I think the variation in the responses is indicative of the lack of a common framework for describing a process, which IMO is itself a symptom of the regrettable lack of formalism and discipline in the practice of process modeling. At the risk of adding more chaos to the mix, here is my take.
The "right-sizing" of something should have some kind of external, objectifying framework by which the quality of "right-size" can be measured. If the process is long and complex but yields a reasonably consistent valued set of outcomes, then how is it not "right-sized" for the process owner or the process customer?

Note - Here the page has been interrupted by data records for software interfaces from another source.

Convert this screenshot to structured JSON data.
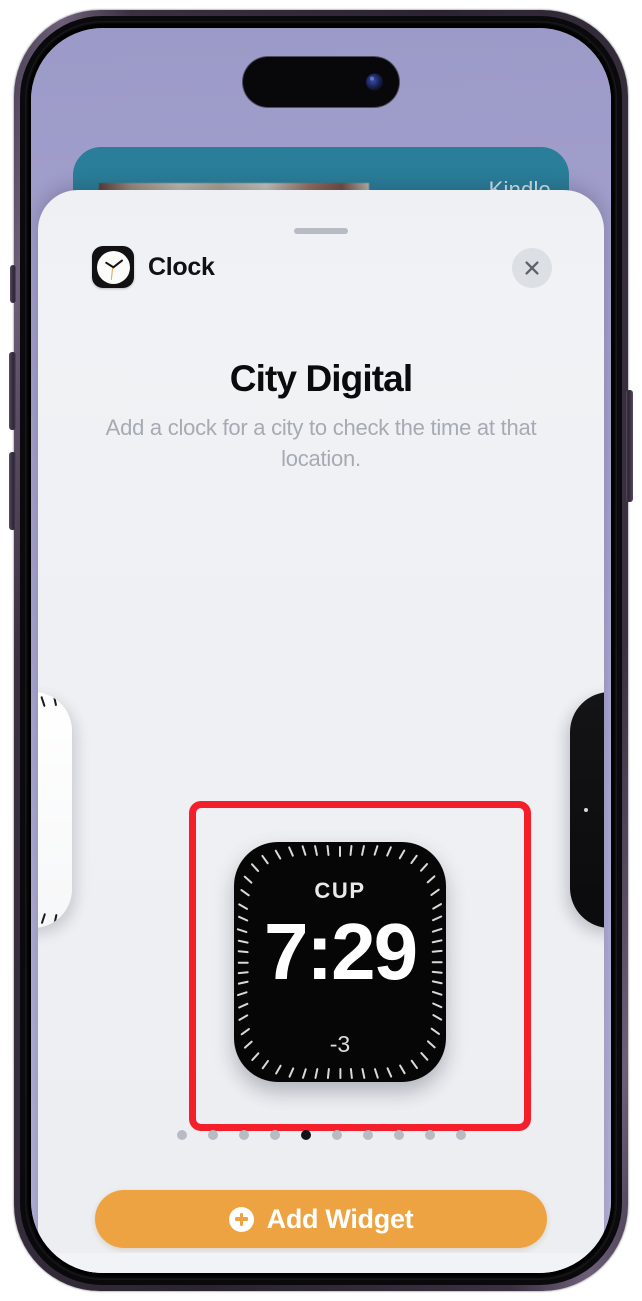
{
  "sheet": {
    "app_name": "Clock",
    "app_icon": "clock-app-icon",
    "close_icon": "close-icon",
    "grabber": "sheet-grabber",
    "widget_title": "City Digital",
    "widget_description": "Add a clock for a city to check the time at that location."
  },
  "background_card": {
    "label": "Kindle"
  },
  "widget_preview": {
    "city_code": "CUP",
    "time": "7:29",
    "offset": "-3"
  },
  "carousel": {
    "total_pages": 10,
    "active_page": 5,
    "dots": [
      {
        "active": false
      },
      {
        "active": false
      },
      {
        "active": false
      },
      {
        "active": false
      },
      {
        "active": true
      },
      {
        "active": false
      },
      {
        "active": false
      },
      {
        "active": false
      },
      {
        "active": false
      },
      {
        "active": false
      }
    ]
  },
  "footer": {
    "add_widget_label": "Add Widget",
    "add_icon": "plus-circle-icon"
  },
  "colors": {
    "accent_orange": "#eda342",
    "highlight_red": "#f51f2c",
    "sheet_background": "#eef0f4",
    "widget_background": "#060607",
    "wallpaper": "#a7a4cd",
    "bg_card_teal": "#2a7e99",
    "title_text": "#0a0b0d",
    "description_text": "#a6abb3"
  }
}
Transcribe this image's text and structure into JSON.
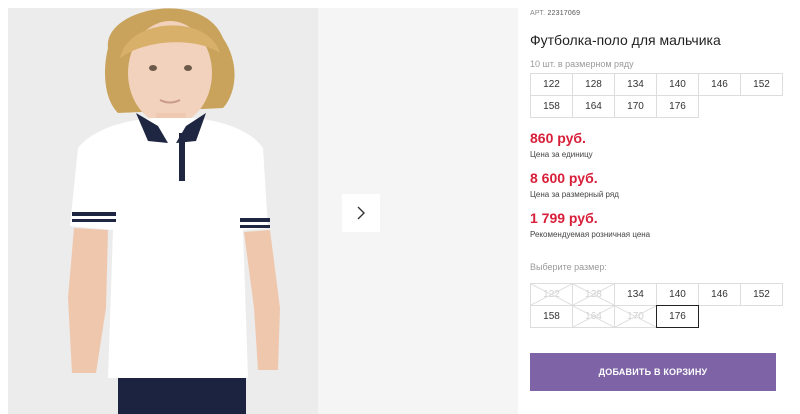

Here is where the choice of that framework sees the spectrum of results, from good to bad, based almost entirely on how the framework defines it. In other words, "right-sized" is whatever my methodology says it is, and we can argue forever amongst ourselves as to who's framework for right-sizing is more right! For what it is worth, I like a framework that includes attention to fulfillment of associated goals, to conformance with governing architectures, and to the measurement of effeciency. Since positioning one framework's value over another is what drives the business model for practitioners and vendors alike, I think there is little-to-no hope of consensus here.
The "right-sizing" of something should also have some kind of internal, objectifying framework by which the qaultiy of "right-size" can be measured. And here there is some hope for standardization. In SW design, we have principles of coupling and cohesion that are agnostic with respect to design methodologies and techniques - possibly because they deal with underlying "meta" concepts in SW design that can manifest in all methodologies and techniques. Together, these concepts define the "granularity" of the design construct, and there observable implications among different levels of granularity in SW design and in process design. While the explicit incorporation of these two concepts may sometimes be lacking, the implicit incorporation is often there because they are simply too fundamental to the art and science of SW design, so they are there in the background of the designer's thinking. Process design could learn a lot from this, and we should be able to accumulate data about designs that provide an empirical basis for design parameters, much the same way that SW design metrics (think something like function points) are used to estimate work on SW systems. There HAS been some work in this area (including my own), but the process modeling community needs to step up in acceptance of what it is doing as something serious and meaningful, worthy and in need of formalism, and not just drawing pictures with boxes and arrows. I mean, my young daughter can do that much. What we do should be more than that.